9th December ’21: International Anti-Corruption Day

International Anti-Corruption Day has been observed annually, on 9 December, since the passage of the United Nations Convention Against Corruption on 31 October 2003 to raise public awareness for anti-corruption.

The Convention states, in part, that the UN is:

concerned about the seriousness of problems and threats posed by corruption to the stability and security of societies, undermining the institutions and values of democracy, ethical values and justice and jeopardizing sustainable development and the rule of law

and delegates to the convention the power to:

promote and strengthen measures to prevent and combat corruption more efficiently and effectively… promote, facilitate and support international cooperation and technical assistance in the prevention of and fight against corruption… [and] promote integrity, accountability and proper management of public affairs and public property…

The “Your NO Counts” campaign is a joint international campaign created by the United Nations Development Programme and the United Nations Office on Drugs and Crime to mark International Anti-Corruption Day (9 December) and raise awareness about corruption and how to fight it.

The 2009 joint international campaign focused on how corruption hinders efforts to achieve the internationally agreed upon Millennium Development Goals, undermines democracy and the rule of law, leads to human rights violations, distorts markets, erodes quality of life and allows organized crime, terrorism and other threats to human security to flourish.

20th November (2021) – Declaration of the Rights of the Child

The Declaration of the Rights of the Child, sometimes known as the Geneva Declaration of the Rights of the Child, is an international document promoting child rights, drafted by Eglantyne Jebb and adopted by the League of Nations in 1924, and adopted in an extended form by the United Nations in 1959.

The text of the document, as published by the International Save the Children Union in Geneva on 23 February 1923, is as follows:

  1. The child must be given the means requisite for its normal development, both materially and spiritually.
  2. The child that is hungry must be fed, the child that is sick must be nursed, the child that is backward must be helped, the delinquent child must be reclaimed, and the orphan and the waif must be sheltered and succoured.
  3. The child must be the first to receive relief in times of distress.
  4. The child must be put in a position to earn a livelihood, and must be protected against every form of exploitation.
  5. The child must be brought up in the consciousness that its talents must be devoted to the service of its fellow men.

This text was endorsed by the League of Nations General Assembly on 26 November 1924 as the World Child Welfare Charter, and was the first human rights document approved by an inter-governmental institution.
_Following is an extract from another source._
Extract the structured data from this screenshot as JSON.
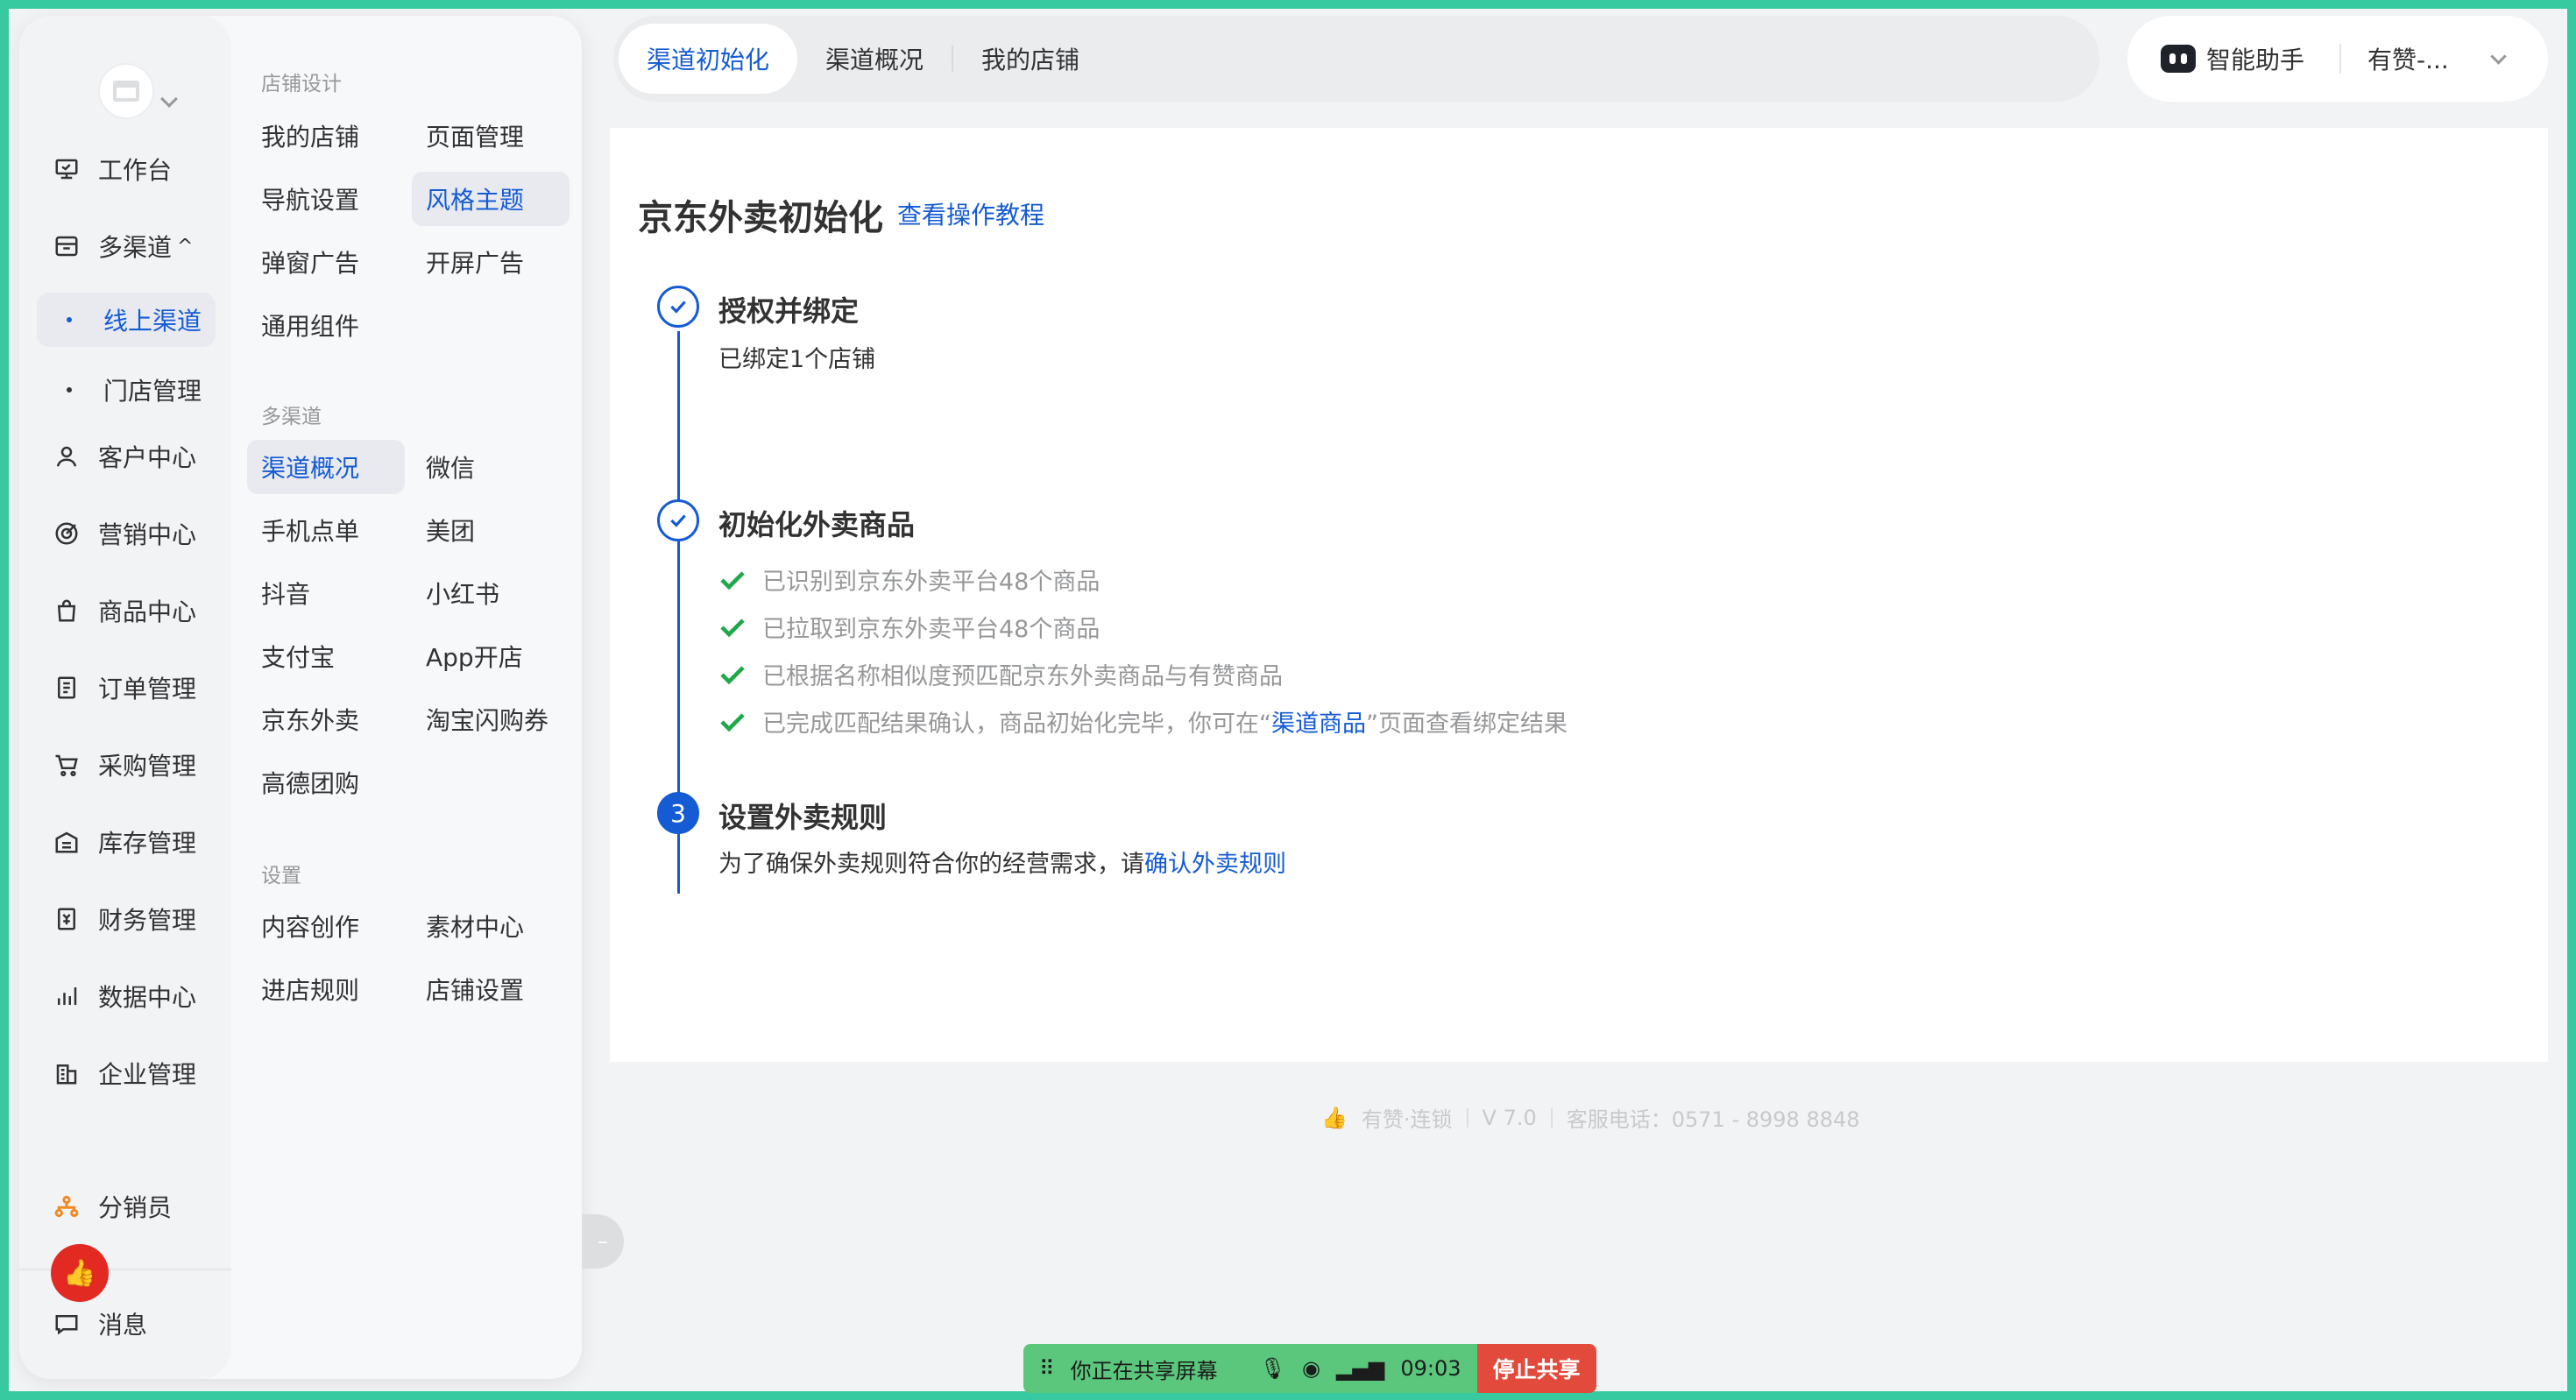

It was reaffirmed by the League in 1934. Heads of State and Government pledged to incorporate its principles in domestic legislation. In France, it was ordered to be displayed in every school.

After considering a number of options, including that of drafting an entirely new declaration, the United Nations resolved in 1946 to adopt the document, in a much expanded version, as its own statement of children’s rights. Many different governments were involved in the drafting process. A slightly expanded version, with seven points in place of five, was adopted in 1948. Then on 10 December 1959 the United Nations General Assembly adopted a Declaration of the Rights of the Child, based on the structure and contents of the 1924 original, with ten principles. An accompanying resolution, proposed by the delegation of Afghanistan, called on governments to recognise these rights, strive for their acceptance, and publicise the document as widely as possible. This date has been adopted as the Universal Children’s Day.

This Declaration was followed in 1989 by the Convention on the Rights of the Child, adopted by the UN General Assembly, adopted and opened for signature, ratification and accession by General Assembly resolution 44/25 of 20 November 1989; entry into force 2 September 1990, in accordance with article 49.